→ EXTRACTED INFORMATION
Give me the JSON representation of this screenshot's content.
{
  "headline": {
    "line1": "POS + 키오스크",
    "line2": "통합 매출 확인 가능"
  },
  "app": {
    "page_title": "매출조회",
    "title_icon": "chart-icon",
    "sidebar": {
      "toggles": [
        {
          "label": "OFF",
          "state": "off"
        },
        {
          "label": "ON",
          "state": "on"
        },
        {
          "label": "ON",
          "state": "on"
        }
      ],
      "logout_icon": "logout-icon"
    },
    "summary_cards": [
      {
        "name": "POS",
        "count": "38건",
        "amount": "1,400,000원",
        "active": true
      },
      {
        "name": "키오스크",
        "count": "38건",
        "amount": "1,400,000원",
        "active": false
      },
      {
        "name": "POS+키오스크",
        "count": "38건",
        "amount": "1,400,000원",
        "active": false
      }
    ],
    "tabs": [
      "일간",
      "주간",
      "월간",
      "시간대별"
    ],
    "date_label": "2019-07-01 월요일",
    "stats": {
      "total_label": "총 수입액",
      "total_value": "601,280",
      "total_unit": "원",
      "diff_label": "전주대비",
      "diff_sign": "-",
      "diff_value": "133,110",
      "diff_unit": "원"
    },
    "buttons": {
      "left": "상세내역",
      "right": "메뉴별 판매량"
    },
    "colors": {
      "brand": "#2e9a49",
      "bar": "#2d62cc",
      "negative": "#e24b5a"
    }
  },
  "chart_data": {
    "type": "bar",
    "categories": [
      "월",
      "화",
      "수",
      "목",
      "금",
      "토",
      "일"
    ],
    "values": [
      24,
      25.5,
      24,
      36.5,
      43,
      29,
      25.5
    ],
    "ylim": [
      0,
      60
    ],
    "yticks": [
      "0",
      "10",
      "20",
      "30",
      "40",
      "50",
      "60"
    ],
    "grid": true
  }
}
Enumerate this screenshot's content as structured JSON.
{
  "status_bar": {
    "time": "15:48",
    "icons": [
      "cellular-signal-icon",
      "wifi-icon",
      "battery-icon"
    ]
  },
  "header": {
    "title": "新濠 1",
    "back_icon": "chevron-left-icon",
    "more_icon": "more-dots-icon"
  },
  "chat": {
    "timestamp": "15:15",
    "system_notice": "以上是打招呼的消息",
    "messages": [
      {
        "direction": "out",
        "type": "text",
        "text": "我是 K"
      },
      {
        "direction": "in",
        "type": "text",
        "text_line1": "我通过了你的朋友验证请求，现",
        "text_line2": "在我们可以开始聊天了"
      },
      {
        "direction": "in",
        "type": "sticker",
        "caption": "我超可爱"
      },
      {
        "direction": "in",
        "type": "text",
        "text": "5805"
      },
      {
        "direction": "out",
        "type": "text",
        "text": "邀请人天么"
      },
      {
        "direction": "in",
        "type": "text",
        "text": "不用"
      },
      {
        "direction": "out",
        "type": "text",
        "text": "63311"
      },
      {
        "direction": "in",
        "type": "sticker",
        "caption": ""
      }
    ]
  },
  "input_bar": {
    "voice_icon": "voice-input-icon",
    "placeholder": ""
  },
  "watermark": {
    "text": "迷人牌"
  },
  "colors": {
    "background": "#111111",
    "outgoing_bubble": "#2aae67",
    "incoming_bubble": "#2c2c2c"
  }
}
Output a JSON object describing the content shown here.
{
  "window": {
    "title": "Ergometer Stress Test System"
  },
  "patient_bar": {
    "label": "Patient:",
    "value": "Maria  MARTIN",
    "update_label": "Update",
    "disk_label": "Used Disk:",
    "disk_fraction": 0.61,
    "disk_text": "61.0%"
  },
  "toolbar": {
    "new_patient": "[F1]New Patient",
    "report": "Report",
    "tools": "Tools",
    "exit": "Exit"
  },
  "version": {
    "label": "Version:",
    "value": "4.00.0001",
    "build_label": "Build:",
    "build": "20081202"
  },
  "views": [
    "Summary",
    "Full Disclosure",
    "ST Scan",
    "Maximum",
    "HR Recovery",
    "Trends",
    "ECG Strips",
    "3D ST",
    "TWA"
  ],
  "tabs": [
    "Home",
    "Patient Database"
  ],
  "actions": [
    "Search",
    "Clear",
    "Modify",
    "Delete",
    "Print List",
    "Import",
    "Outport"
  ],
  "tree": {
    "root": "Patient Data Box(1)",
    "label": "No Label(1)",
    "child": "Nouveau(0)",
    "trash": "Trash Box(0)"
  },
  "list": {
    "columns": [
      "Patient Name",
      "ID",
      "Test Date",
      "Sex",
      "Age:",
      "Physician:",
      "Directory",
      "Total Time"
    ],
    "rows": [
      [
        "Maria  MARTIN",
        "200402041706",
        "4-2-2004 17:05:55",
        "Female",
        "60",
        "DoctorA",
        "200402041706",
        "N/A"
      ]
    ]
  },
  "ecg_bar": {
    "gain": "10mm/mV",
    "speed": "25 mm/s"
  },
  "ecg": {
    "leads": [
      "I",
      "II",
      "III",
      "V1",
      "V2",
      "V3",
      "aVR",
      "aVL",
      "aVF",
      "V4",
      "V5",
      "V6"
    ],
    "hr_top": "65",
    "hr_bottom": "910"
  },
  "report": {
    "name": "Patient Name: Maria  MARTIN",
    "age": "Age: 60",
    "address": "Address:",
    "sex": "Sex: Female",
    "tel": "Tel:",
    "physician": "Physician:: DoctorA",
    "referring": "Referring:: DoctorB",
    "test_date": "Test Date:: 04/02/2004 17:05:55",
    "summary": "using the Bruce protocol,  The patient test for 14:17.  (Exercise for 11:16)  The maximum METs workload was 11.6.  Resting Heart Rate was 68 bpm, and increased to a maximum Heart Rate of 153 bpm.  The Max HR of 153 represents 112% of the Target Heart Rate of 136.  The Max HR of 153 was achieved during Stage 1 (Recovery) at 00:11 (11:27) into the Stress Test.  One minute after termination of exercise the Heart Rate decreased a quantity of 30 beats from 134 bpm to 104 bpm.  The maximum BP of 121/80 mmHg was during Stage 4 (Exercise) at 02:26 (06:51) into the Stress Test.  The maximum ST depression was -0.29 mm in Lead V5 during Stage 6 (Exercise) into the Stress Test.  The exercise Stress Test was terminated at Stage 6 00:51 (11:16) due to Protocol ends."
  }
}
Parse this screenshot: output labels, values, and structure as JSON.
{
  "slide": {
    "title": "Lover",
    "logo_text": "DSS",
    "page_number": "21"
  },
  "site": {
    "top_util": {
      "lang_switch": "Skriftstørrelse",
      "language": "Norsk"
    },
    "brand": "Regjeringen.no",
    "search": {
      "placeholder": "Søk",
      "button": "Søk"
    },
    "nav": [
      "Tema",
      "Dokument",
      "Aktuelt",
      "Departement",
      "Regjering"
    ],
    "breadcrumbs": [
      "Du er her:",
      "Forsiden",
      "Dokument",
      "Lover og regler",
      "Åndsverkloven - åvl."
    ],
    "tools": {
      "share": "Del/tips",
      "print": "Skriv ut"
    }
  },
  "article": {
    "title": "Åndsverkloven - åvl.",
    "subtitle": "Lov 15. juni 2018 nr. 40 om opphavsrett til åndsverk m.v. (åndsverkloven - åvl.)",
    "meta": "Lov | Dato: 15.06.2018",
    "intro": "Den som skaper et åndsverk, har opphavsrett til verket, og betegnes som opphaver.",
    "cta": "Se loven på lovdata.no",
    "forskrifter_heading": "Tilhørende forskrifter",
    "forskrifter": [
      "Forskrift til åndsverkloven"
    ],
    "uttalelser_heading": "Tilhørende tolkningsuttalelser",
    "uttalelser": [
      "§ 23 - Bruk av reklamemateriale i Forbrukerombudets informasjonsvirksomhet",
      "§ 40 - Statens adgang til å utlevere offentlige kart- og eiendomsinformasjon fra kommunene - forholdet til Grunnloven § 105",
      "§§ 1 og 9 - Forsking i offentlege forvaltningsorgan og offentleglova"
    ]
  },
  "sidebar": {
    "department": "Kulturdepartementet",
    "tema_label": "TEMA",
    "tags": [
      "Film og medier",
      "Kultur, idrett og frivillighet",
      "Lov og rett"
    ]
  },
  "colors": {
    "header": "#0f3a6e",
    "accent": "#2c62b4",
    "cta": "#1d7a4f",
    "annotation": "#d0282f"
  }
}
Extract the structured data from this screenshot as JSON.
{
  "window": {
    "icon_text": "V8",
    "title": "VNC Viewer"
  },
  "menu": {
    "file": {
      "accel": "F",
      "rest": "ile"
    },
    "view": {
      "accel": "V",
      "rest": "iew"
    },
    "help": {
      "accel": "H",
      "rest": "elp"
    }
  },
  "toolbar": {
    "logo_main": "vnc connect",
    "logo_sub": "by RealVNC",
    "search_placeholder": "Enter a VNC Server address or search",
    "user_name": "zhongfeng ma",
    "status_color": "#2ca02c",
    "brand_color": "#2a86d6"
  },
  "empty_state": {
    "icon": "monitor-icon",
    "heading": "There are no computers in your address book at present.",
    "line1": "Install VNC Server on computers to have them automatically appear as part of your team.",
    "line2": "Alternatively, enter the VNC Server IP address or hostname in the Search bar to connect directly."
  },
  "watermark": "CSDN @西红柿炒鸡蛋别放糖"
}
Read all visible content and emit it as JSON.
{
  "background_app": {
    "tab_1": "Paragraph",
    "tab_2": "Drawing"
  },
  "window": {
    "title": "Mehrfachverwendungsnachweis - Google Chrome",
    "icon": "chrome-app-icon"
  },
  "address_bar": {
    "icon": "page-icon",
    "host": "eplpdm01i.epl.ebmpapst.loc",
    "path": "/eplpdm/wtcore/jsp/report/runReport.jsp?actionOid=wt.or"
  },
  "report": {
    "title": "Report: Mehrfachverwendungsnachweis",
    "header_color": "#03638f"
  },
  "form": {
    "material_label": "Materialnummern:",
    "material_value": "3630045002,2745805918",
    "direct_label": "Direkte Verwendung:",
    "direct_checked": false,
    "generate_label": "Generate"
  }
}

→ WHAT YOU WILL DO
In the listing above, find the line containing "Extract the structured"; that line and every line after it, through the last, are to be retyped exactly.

→ WRITTEN RESPONSE
Extract the structured data from this screenshot as JSON.
{
  "window": {
    "icon_text": "V8",
    "title": "VNC Viewer"
  },
  "menu": {
    "file": {
      "accel": "F",
      "rest": "ile"
    },
    "view": {
      "accel": "V",
      "rest": "iew"
    },
    "help": {
      "accel": "H",
      "rest": "elp"
    }
  },
  "toolbar": {
    "logo_main": "vnc connect",
    "logo_sub": "by RealVNC",
    "search_placeholder": "Enter a VNC Server address or search",
    "user_name": "zhongfeng ma",
    "status_color": "#2ca02c",
    "brand_color": "#2a86d6"
  },
  "empty_state": {
    "icon": "monitor-icon",
    "heading": "There are no computers in your address book at present.",
    "line1": "Install VNC Server on computers to have them automatically appear as part of your team.",
    "line2": "Alternatively, enter the VNC Server IP address or hostname in the Search bar to connect directly."
  },
  "watermark": "CSDN @西红柿炒鸡蛋别放糖"
}
Read all visible content and emit it as JSON.
{
  "background_app": {
    "tab_1": "Paragraph",
    "tab_2": "Drawing"
  },
  "window": {
    "title": "Mehrfachverwendungsnachweis - Google Chrome",
    "icon": "chrome-app-icon"
  },
  "address_bar": {
    "icon": "page-icon",
    "host": "eplpdm01i.epl.ebmpapst.loc",
    "path": "/eplpdm/wtcore/jsp/report/runReport.jsp?actionOid=wt.or"
  },
  "report": {
    "title": "Report: Mehrfachverwendungsnachweis",
    "header_color": "#03638f"
  },
  "form": {
    "material_label": "Materialnummern:",
    "material_value": "3630045002,2745805918",
    "direct_label": "Direkte Verwendung:",
    "direct_checked": false,
    "generate_label": "Generate"
  }
}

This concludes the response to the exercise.